Imagine you are standing on a wooden stage. There is a big, thick curtain in front. On one side is a massive, nattering, rumbling crowd. On the other side is you, listening to the noise coming from the other side, stomach churning, twisting into knots.
There are lines of scuffed tape on the floor for where to stand, a couple of faceless people are twiddling this and that to the side, the heat from the overhead light is searing. You’re sweating. You’re biting your lip. The music starts.
The curtains lift.
And there you are. Ashamedly exposed, nowhere to hide, in front of an unforgiving crowd. For a moment you are blinded by the spotlight. You know not to squint but you do anyway. There are faces out there, not that you can pick any out. Even though you cannot see them, you can imagine that they are glaring at you, waiting for you to get your act on, ready to pounce if you mess it up.
You are exposed on stage in front of this crowd because you chose to be there. You, as an artist, believed that you had something worthwhile to share with everyone. That belief held you up all the way through and now, now you’re here, ready to show everyone.
Only you left your belief back in the change room.
When belief is gone, doubt takes its place. Self-Doubt, the mighty demon, is always ready to tear down any misconceptions you had about your creations: It’s too simple, it’s too complex, they won’t get it, it is incomplete, there are mistakes.
The crowd will not forgive you. You will be ridiculed. Your name will be mud. You might as well walk away now before you go and make it worse.
How many creations are never shared with the world because of this anxiety?
It’s not trivial. Heck, writing a book was one thing. Publishing it was something else. The sweats took hold. My stomach danced a tango. For the next week after hitting the ‘publish’ button I was a wreck. I lost what little sleep was available to me. I couldn’t concentrate at work. Why?
By publishing, I had, in effect, stood out on stage while the curtains opened, baring myself to the world. This is me, I made that, and I sincerely hope you like it.
Biting the Bullet
Part of the artist’s struggle is maintaining the belief in themselves, fighting off the self-doubt, continuing on despite the looming possibilities of ridicule and shame.
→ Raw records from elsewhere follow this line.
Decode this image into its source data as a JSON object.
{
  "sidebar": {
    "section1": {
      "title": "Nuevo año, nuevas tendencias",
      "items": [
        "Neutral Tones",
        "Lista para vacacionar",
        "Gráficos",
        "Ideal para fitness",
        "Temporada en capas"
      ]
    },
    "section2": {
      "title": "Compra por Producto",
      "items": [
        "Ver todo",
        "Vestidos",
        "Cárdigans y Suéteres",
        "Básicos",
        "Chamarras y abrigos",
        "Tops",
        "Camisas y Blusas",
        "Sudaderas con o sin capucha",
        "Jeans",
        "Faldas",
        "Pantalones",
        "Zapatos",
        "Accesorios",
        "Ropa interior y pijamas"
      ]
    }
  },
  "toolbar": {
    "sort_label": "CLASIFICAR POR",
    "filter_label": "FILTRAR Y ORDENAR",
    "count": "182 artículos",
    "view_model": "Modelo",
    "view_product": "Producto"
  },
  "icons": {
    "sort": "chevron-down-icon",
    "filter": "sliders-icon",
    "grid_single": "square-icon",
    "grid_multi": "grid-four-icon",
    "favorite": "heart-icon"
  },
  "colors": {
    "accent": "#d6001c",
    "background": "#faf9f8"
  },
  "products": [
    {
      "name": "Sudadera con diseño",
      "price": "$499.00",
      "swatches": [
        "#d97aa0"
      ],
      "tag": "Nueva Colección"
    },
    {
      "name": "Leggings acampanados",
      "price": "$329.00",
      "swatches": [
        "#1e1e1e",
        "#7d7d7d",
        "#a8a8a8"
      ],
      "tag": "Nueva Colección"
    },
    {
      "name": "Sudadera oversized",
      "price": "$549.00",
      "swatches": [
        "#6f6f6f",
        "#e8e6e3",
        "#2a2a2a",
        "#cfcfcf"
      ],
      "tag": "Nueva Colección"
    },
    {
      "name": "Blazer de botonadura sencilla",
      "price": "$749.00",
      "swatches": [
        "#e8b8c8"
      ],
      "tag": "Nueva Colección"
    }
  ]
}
The weird thing is that all the creative work is done. It’s the smallest step of getting it out there that is the the hardest to surmount. It’s pressing that button to post it to Soundcloud, or Smashwords, or to send it to a publisher. There is so much significance built into pressing a bloody mouse button.
In many ways its like asking a girl out, or going for a raise, or proposing marriage. If you, reading this, are an artist um-ing and ah-ing, or making excuses not to publish, then understand that you’re not alone. Also know that the feeling of failure is nothing compared to the feeling of unrealised dreams.
Maintain the belief that made you do it all in the first place. If it helps, get everything all ready to go, and get someone else to click the button for you.
Go on! Suspend your doubt for a second and, when you do, quickly click that ‘publish’ button. Stand up to Self-Doubt. Stand proudly on the stage. Show everyone what you did. Otherwise you’ll be left behind a closed curtain, wondering what applause sounds like.